Uninsured/Underinsured Motorist Coverage

Monopoly car Many people don’t know exactly what kind of automobile insurance coverage they have. Some may have trusted their insurance agents to sell them what they need; others may have opted to let the premium price dictate their insurance limits; others may have purchased their insurance fifteen years ago and never again revisited the issue of coverage. One of the most important types of automobile coverage is uninsured/underinsured motorist coverage.

Uninsured Motorist Coverage (UM)

Uninsured motorist coverage is insurance that you have just in case you are involved in a collision with someone who does not have insurance. That person may have fled the scene after a collision (hit-and-run), may have let his automobile insurance policy lapse, or just may be taking risks by knowingly driving uninsured. In that situation, your insurance company will step in to provide coverage in the amount of your policy’s Uninsured motorist coverage.

Underinsured Motorist Coverage (UIM)

Underinsured motorist coverage is insurance that you have just in case you are involved in a collision with someone who doesn’t have enough insurance coverage to pay your expenses. For example, the at-fault driver who hit you may have been operating with insurance coverage of only the bare-bones state minimums ($30,000 per person/$60,000 per accident, as of 2011). If you were the only person injured in the accident and your medical bills were $100,000, the other person’s insurance would only pay $30,000. In that situation, your insurance company will step in to provide coverage in the amount of your Underinsured motorist coverage, minus any amounts paid by the other person’s insurance.

Who Does UM/UIM Coverage Help?

Uninsured/Underinsured motorist coverage helps you if you are in an accident with an uninsured or underinsured driver, and (1) if you have UM/UIM coverage through your insurance company; or (2) typically if you live with a family member who has UM/UIM coverage; or (3) typically extends to other people in the car who are injured.

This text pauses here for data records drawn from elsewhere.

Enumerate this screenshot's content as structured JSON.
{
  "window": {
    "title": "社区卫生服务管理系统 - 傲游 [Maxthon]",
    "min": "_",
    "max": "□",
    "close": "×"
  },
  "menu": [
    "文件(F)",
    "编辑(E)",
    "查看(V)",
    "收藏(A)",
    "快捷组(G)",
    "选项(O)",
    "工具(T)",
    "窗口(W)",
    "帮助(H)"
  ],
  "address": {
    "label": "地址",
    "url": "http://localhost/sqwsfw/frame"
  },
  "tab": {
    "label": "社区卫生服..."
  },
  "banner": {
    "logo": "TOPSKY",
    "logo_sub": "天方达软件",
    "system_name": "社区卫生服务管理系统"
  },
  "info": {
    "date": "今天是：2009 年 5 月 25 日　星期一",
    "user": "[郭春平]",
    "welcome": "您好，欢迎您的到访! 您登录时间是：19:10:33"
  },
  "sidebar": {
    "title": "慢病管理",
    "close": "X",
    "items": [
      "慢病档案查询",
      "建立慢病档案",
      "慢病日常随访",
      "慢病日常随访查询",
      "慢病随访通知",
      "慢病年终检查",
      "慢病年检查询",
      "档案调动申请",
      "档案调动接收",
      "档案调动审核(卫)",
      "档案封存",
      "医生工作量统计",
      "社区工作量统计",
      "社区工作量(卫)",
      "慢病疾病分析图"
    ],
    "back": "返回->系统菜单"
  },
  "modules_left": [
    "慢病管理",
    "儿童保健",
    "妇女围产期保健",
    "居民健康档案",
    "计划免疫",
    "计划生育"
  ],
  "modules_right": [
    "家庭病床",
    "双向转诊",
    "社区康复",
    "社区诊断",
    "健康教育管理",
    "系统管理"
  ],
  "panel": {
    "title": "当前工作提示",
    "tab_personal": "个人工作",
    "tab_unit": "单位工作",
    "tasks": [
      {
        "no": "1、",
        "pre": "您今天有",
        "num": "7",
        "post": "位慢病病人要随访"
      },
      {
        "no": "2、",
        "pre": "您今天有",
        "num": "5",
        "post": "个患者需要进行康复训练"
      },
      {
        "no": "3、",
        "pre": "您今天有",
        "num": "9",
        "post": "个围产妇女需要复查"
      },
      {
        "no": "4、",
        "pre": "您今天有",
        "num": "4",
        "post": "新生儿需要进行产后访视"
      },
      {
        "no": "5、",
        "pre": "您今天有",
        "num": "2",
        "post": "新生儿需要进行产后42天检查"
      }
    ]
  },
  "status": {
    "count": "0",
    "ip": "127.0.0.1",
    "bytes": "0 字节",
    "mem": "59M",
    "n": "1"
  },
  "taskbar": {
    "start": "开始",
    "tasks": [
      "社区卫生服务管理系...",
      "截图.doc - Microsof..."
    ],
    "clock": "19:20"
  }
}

So, My Insurance Company Is My Friend?

Yes and no. It is always good to have high insurance limits of Uninsured/Underinsured motorist coverage, because it can help to protect you when the unthinkable happens. That coverage is there for your benefit when you need it. However, your insurance company essentially steps in the shoes of the negligent person who hit you. Your insurance company might claim that your damages were not as severe as you and your doctors believe, and may agree to pay what you think your claim is worth. In that situation, they are against you.

Statute of Limitations (Deadline To File A Lawsuit)

A complaint for Underinsured/Uninsured motorist benefits must be filed in a Maryland court within three years of the date the insured knew or should have known that he had a possible claim against the insurance company. These cases are not negligent actions, but breach of contact actions based on failure of the insurance company to pay an appropriate amount under the UM/UIM policy. These deadlines can be difficult to calculate, so if you have any questions, please contact a Maryland personal injury attorney so that you do not forfeit your rights.